A low-grade fever is any temperature between 98.7 degrees Fahrenheit and 100.4 degrees. Because the body's temperature varies with activity and many children have higher-than-average normal temperatures, most pediatricians don't consider temperatures below 100 degrees dangerous. Because infections can easily spread between children and kids may become sicker if overexerted, it's generally a good idea to exercise caution when deciding whether to keep your child home.
Children's temperatures are normally lowest when they first wake up. If your child has an elevated temperature first thing in the morning, it may rise throughout the day. Conversely, a child's temperature may be elevated due to strenuous activity. It's a good idea to know your child's average body temperature when she's not sick so you can judge whether a low-grade fever is really a fever or your child's normal temperature.
Fevers and Infection
A fever is the body's way of fighting an infection. Elevated temperatures kill some bacteria and viruses. They also activate the body's white blood cells and inflammatory response, both of which kill infections. Sometimes children have fevers with no other symptoms when they're fighting off minor infections. Cuts, minor sinus infections and tooth abscesses can all cause fevers.
Check your child's other symptoms to determine whether or not to keep her home from school. A child with a stuffy nose or a cough, or who is vomiting, may have an illness that will get worse with strenuous exertion. If your child has recently had dental work, however, she may develop a low-grade fever, according to pediatrician William Sears. These fevers do not necessarily indicate an infection, but you should consult your child's pediatrician to be sure.
Making the Decision
In general, even a low-grade fever indicates a contagious infection. Illnesses are the most contagious in the first two or three days. If your child has just gotten sick, keep her home. Children should also stay home if they exhibit any other symptoms or if their lymph nodes are swollen.
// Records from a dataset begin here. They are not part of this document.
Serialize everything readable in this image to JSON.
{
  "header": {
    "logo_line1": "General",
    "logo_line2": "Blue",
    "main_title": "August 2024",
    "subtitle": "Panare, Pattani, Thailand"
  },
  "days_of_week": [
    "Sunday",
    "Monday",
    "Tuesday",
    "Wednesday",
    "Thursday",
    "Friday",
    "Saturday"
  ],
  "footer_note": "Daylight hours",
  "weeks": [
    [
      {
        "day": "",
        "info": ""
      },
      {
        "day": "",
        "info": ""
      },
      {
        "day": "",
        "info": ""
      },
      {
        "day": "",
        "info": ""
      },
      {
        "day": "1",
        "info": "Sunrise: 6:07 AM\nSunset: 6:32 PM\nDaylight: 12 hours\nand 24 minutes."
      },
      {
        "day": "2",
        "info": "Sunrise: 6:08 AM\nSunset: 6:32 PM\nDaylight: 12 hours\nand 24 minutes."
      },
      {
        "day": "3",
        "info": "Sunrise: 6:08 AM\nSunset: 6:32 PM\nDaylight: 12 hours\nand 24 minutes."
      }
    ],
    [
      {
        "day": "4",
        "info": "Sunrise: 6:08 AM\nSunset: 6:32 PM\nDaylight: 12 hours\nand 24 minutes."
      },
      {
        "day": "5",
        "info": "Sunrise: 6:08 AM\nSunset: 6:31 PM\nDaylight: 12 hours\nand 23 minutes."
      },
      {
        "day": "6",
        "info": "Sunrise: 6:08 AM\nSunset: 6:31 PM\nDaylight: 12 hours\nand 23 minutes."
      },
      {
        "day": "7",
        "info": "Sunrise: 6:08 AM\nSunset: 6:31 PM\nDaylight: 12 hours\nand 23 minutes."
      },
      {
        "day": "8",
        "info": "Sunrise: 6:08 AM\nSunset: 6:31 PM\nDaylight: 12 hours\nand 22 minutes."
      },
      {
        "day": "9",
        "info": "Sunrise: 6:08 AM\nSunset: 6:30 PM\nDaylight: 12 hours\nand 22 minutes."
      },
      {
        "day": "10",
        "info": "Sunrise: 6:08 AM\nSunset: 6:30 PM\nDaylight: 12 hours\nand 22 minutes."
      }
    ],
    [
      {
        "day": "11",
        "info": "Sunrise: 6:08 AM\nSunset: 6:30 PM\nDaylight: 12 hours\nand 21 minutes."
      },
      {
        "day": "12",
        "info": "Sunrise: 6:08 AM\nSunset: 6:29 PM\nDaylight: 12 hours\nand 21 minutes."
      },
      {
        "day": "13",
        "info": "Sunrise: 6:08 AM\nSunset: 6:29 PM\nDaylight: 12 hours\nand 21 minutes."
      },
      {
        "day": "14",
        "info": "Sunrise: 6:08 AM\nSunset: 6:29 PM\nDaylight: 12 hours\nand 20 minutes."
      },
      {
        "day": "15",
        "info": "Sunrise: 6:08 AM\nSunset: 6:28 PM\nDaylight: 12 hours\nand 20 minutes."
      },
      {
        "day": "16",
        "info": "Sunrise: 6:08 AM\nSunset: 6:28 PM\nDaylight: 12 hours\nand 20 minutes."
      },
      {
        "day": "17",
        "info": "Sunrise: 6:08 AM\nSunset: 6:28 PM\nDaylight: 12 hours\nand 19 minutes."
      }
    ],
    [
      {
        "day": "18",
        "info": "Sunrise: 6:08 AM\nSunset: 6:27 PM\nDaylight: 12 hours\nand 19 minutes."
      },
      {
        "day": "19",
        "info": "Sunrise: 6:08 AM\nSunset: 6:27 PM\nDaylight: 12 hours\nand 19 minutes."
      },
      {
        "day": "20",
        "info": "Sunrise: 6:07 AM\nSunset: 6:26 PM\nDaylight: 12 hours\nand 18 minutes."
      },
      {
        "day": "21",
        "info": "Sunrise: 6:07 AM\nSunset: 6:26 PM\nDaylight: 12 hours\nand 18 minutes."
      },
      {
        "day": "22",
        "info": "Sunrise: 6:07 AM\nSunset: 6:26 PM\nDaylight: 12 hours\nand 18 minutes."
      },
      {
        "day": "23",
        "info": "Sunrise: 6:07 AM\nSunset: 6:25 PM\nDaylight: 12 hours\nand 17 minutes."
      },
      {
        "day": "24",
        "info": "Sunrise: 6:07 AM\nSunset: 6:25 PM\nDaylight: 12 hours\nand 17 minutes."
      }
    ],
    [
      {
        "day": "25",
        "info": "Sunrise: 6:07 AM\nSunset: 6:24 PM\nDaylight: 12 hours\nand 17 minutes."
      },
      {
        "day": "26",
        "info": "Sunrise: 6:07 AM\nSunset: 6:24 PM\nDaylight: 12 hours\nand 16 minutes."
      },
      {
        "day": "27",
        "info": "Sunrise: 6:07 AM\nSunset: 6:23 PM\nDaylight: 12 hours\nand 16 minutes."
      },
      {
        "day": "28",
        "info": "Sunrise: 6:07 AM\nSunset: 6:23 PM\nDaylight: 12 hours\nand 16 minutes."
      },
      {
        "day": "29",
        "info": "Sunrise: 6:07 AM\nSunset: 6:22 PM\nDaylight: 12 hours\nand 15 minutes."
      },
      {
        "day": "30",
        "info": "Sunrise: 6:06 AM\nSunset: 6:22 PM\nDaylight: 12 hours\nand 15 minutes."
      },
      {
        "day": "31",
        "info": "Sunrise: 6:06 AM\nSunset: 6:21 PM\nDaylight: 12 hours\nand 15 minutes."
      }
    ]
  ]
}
If you're not sure, encourage your child to rest and then take her temperature again an hour later to see if it has gone up or down.
- The Portable Pediatrician; William Sears, et al.;2011
- Caring For Your Baby and Young Child, 5th ed.; American Academy of Pediatrics; 2009
- Dr. Spock's Baby and Child Care; Benjamin Spock; 2004
- Health, Safety and Nutrition for the Young Child; Lynn R. Marotz; 2011